Concepts and terminology

 

 

A plug is the movable connector attached to an electrically operated device, and the socket is fixed on equipment or a building structure and connected to an energised electrical circuit. The plug is a male connector with protruding pins that match the openings and female contacts in a socket. Some plugs have female contacts that are used only for an earth ground connection. Some plugs have built-in fuses for safety.
To reduce the risk of electric shock, plug and socket systems have safety features in addition to the recessed contacts of the energised socket. These may include plugs with insulated sleeves, recessed sockets, or automatic shutters to block socket apertures when a plug is removed.
A socket may be surrounded by a decorative or protective cover which may be integral with the socket.
Single-phase sockets have two current-carrying connections to the power supply circuit, and may also have a third pin for a safety connection to earth ground.

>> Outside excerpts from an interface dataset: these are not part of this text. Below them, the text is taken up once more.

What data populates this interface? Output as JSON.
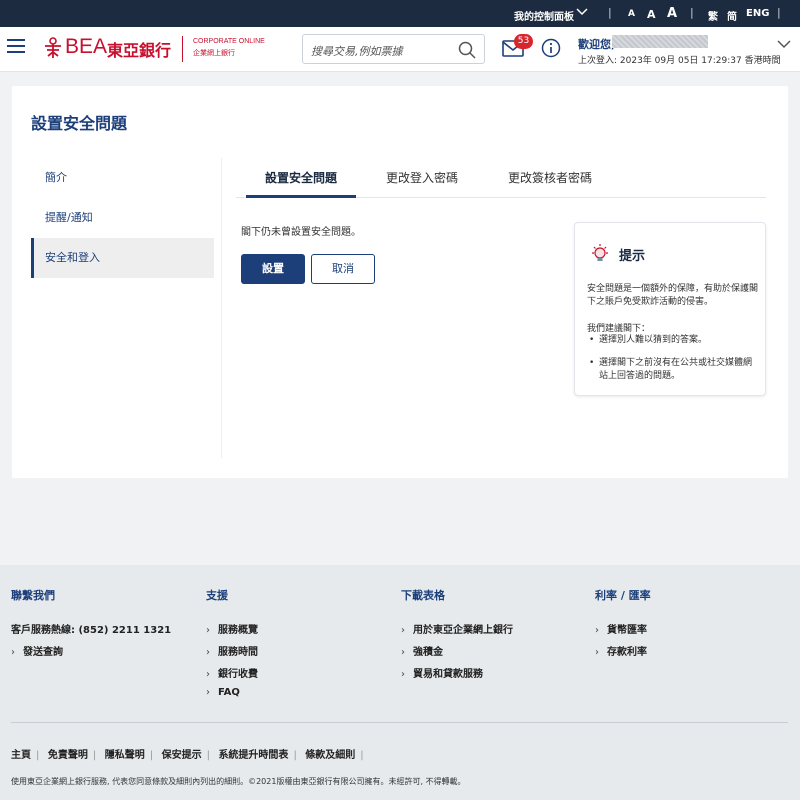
{
  "topbar": {
    "dashboard": "我的控制面板",
    "font_sizes": [
      "A",
      "A",
      "A"
    ],
    "lang_trad": "繁",
    "lang_simp": "简",
    "lang_eng": "ENG"
  },
  "header": {
    "logo_bea": "BEA",
    "logo_cn": "東亞銀行",
    "corp_en": "CORPORATE ONLINE",
    "corp_cn": "企業網上銀行",
    "search_placeholder": "搜尋交易,例如票據",
    "mail_count": "53",
    "welcome": "歡迎您,",
    "last_login": "上次登入: 2023年 09月 05日 17:29:37 香港時間"
  },
  "page": {
    "title": "設置安全問題",
    "sidebar": [
      "簡介",
      "提醒/通知",
      "安全和登入"
    ],
    "tabs": [
      "設置安全問題",
      "更改登入密碼",
      "更改簽核者密碼"
    ],
    "not_set_msg": "閣下仍未曾設置安全問題。",
    "set_button": "設置",
    "cancel_button": "取消",
    "tip": {
      "title": "提示",
      "p1": "安全問題是一個額外的保障，有助於保護閣下之賬戶免受欺詐活動的侵害。",
      "p2": "我們建議閣下：",
      "items": [
        "選擇別人難以猜到的答案。",
        "選擇閣下之前沒有在公共或社交媒體網站上回答過的問題。"
      ]
    }
  },
  "footer": {
    "contact": {
      "title": "聯繫我們",
      "hotline": "客戶服務熱線: (852) 2211 1321",
      "items": [
        "發送查詢"
      ]
    },
    "support": {
      "title": "支援",
      "items": [
        "服務概覽",
        "服務時間",
        "銀行收費",
        "FAQ"
      ]
    },
    "forms": {
      "title": "下載表格",
      "items": [
        "用於東亞企業網上銀行",
        "強積金",
        "貿易和貸款服務"
      ]
    },
    "rates": {
      "title": "利率 / 匯率",
      "items": [
        "貨幣匯率",
        "存款利率"
      ]
    },
    "links": [
      "主頁",
      "免責聲明",
      "隱私聲明",
      "保安提示",
      "系統提升時間表",
      "條款及細則"
    ],
    "copyright": "使用東亞企業網上銀行服務, 代表您同意條款及細則內列出的細則。©2021版權由東亞銀行有限公司擁有。未經許可, 不得轉載。"
  },
  "colors": {
    "navy": "#1c3f7a",
    "brand_red": "#c8102e",
    "topbar": "#1c2b3f"
  }
}
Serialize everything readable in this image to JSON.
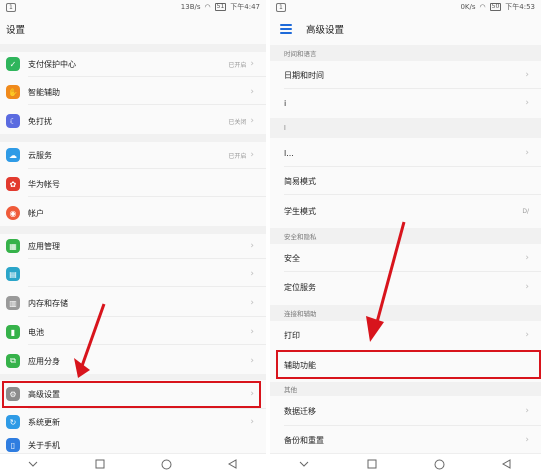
{
  "left": {
    "status": {
      "sim": "1",
      "speed": "13B/s",
      "battery": "51",
      "time": "下午4:47"
    },
    "title": "设置",
    "items": [
      {
        "label": "支付保护中心",
        "value": "已开启",
        "icon": "shield-icon",
        "color": "#2fb55c"
      },
      {
        "label": "智能辅助",
        "value": "",
        "icon": "hand-icon",
        "color": "#f08a1c"
      },
      {
        "label": "免打扰",
        "value": "已关闭",
        "icon": "moon-icon",
        "color": "#5b6be0"
      },
      {
        "label": "云服务",
        "value": "已开启",
        "icon": "cloud-icon",
        "color": "#2f9be6"
      },
      {
        "label": "华为帐号",
        "value": "",
        "icon": "huawei-icon",
        "color": "#e23a2e"
      },
      {
        "label": "帐户",
        "value": "",
        "icon": "account-icon",
        "color": "#ef5b3a"
      },
      {
        "label": "应用管理",
        "value": "",
        "icon": "apps-icon",
        "color": "#36b24a"
      },
      {
        "label": "",
        "value": "",
        "icon": "grid-icon",
        "color": "#2aa5c9"
      },
      {
        "label": "",
        "value": "",
        "icon": "blank-icon",
        "color": "#46b25a"
      },
      {
        "label": "内存和存储",
        "value": "",
        "icon": "storage-icon",
        "color": "#9a9a9a"
      },
      {
        "label": "电池",
        "value": "",
        "icon": "battery-icon",
        "color": "#36b24a"
      },
      {
        "label": "应用分身",
        "value": "",
        "icon": "twin-icon",
        "color": "#36b24a"
      },
      {
        "label": "高级设置",
        "value": "",
        "icon": "gear-icon",
        "color": "#8c8c8c"
      },
      {
        "label": "系统更新",
        "value": "",
        "icon": "update-icon",
        "color": "#2f9be6"
      },
      {
        "label": "关于手机",
        "value": "",
        "icon": "phone-icon",
        "color": "#2f7de0"
      }
    ]
  },
  "right": {
    "status": {
      "sim": "1",
      "speed": "0K/s",
      "battery": "50",
      "time": "下午4:53"
    },
    "title": "高级设置",
    "sections": {
      "time_lang": "时间和语言",
      "security": "安全和隐私",
      "connect": "连接和辅助",
      "other": "其他"
    },
    "items": {
      "datetime": "日期和时间",
      "lang": "i",
      "input_header": "l",
      "input": "l...",
      "simple_mode": "简易模式",
      "student_mode": "学生模式",
      "student_value": "D/",
      "security": "安全",
      "location": "定位服务",
      "print": "打印",
      "accessibility": "辅助功能",
      "migrate": "数据迁移",
      "backup": "备份和重置"
    }
  },
  "colors": {
    "highlight": "#d8141c",
    "accent": "#1e6ad9"
  }
}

Depending on the supply system, one or both current-carrying connections may have significant voltage to earth ground.
When commercial electric power was first introduced in the 1880s, it was used primarily for lighting. Other portable appliances (such as vacuum cleaners, electric fans, smoothing irons, and curling-tong heaters) were connected to light-bulb sockets.
As early as 1885 a two-pin plug and wall socket format was available on the British market. By about 1910 the first three-pin earthed (grounded) plugs appeared. Over time other safety improvements were gradually introduced to the market. The earliest national standard for plug and wall socket forms was set in 1915.